DATASET —
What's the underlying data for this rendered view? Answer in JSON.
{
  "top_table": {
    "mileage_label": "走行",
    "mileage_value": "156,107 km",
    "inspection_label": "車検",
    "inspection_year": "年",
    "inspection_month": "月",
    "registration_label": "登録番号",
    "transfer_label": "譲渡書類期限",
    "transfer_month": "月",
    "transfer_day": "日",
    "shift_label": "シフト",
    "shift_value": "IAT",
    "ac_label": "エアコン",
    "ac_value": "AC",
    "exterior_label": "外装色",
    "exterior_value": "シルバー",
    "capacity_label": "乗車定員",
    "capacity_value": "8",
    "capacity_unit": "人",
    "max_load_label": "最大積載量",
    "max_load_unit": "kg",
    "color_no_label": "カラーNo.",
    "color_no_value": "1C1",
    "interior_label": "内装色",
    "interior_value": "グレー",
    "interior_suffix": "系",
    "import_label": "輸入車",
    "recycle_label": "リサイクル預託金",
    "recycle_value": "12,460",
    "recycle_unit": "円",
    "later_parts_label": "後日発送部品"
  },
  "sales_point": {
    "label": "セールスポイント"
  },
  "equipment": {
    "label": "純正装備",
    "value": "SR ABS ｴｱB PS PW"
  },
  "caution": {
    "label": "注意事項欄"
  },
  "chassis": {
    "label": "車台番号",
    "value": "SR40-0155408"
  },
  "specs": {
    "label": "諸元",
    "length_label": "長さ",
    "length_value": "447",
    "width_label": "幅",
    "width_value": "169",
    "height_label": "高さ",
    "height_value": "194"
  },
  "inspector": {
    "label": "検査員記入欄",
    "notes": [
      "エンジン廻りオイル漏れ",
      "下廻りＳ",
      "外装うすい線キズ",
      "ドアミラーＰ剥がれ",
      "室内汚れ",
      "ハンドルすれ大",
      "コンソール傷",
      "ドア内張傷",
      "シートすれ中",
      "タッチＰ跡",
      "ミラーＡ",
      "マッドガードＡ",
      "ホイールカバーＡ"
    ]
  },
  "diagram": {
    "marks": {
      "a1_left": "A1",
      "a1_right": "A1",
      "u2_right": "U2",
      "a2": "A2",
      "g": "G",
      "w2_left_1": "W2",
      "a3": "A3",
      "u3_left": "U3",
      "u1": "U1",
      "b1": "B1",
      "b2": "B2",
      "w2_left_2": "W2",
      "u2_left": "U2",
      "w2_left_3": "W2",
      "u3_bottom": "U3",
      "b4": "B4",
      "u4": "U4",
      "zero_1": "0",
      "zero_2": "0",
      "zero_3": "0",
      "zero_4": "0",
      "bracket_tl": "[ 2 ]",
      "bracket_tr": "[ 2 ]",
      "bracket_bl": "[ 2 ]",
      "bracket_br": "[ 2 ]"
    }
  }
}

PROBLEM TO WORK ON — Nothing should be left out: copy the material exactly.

EXERCISE ANSWER —
What's the underlying data for this rendered view? Answer in JSON.
{
  "top_table": {
    "mileage_label": "走行",
    "mileage_value": "156,107 km",
    "inspection_label": "車検",
    "inspection_year": "年",
    "inspection_month": "月",
    "registration_label": "登録番号",
    "transfer_label": "譲渡書類期限",
    "transfer_month": "月",
    "transfer_day": "日",
    "shift_label": "シフト",
    "shift_value": "IAT",
    "ac_label": "エアコン",
    "ac_value": "AC",
    "exterior_label": "外装色",
    "exterior_value": "シルバー",
    "capacity_label": "乗車定員",
    "capacity_value": "8",
    "capacity_unit": "人",
    "max_load_label": "最大積載量",
    "max_load_unit": "kg",
    "color_no_label": "カラーNo.",
    "color_no_value": "1C1",
    "interior_label": "内装色",
    "interior_value": "グレー",
    "interior_suffix": "系",
    "import_label": "輸入車",
    "recycle_label": "リサイクル預託金",
    "recycle_value": "12,460",
    "recycle_unit": "円",
    "later_parts_label": "後日発送部品"
  },
  "sales_point": {
    "label": "セールスポイント"
  },
  "equipment": {
    "label": "純正装備",
    "value": "SR ABS ｴｱB PS PW"
  },
  "caution": {
    "label": "注意事項欄"
  },
  "chassis": {
    "label": "車台番号",
    "value": "SR40-0155408"
  },
  "specs": {
    "label": "諸元",
    "length_label": "長さ",
    "length_value": "447",
    "width_label": "幅",
    "width_value": "169",
    "height_label": "高さ",
    "height_value": "194"
  },
  "inspector": {
    "label": "検査員記入欄",
    "notes": [
      "エンジン廻りオイル漏れ",
      "下廻りＳ",
      "外装うすい線キズ",
      "ドアミラーＰ剥がれ",
      "室内汚れ",
      "ハンドルすれ大",
      "コンソール傷",
      "ドア内張傷",
      "シートすれ中",
      "タッチＰ跡",
      "ミラーＡ",
      "マッドガードＡ",
      "ホイールカバーＡ"
    ]
  },
  "diagram": {
    "marks": {
      "a1_left": "A1",
      "a1_right": "A1",
      "u2_right": "U2",
      "a2": "A2",
      "g": "G",
      "w2_left_1": "W2",
      "a3": "A3",
      "u3_left": "U3",
      "u1": "U1",
      "b1": "B1",
      "b2": "B2",
      "w2_left_2": "W2",
      "u2_left": "U2",
      "w2_left_3": "W2",
      "u3_bottom": "U3",
      "b4": "B4",
      "u4": "U4",
      "zero_1": "0",
      "zero_2": "0",
      "zero_3": "0",
      "zero_4": "0",
      "bracket_tl": "[ 2 ]",
      "bracket_tr": "[ 2 ]",
      "bracket_bl": "[ 2 ]",
      "bracket_br": "[ 2 ]"
    }
  }
}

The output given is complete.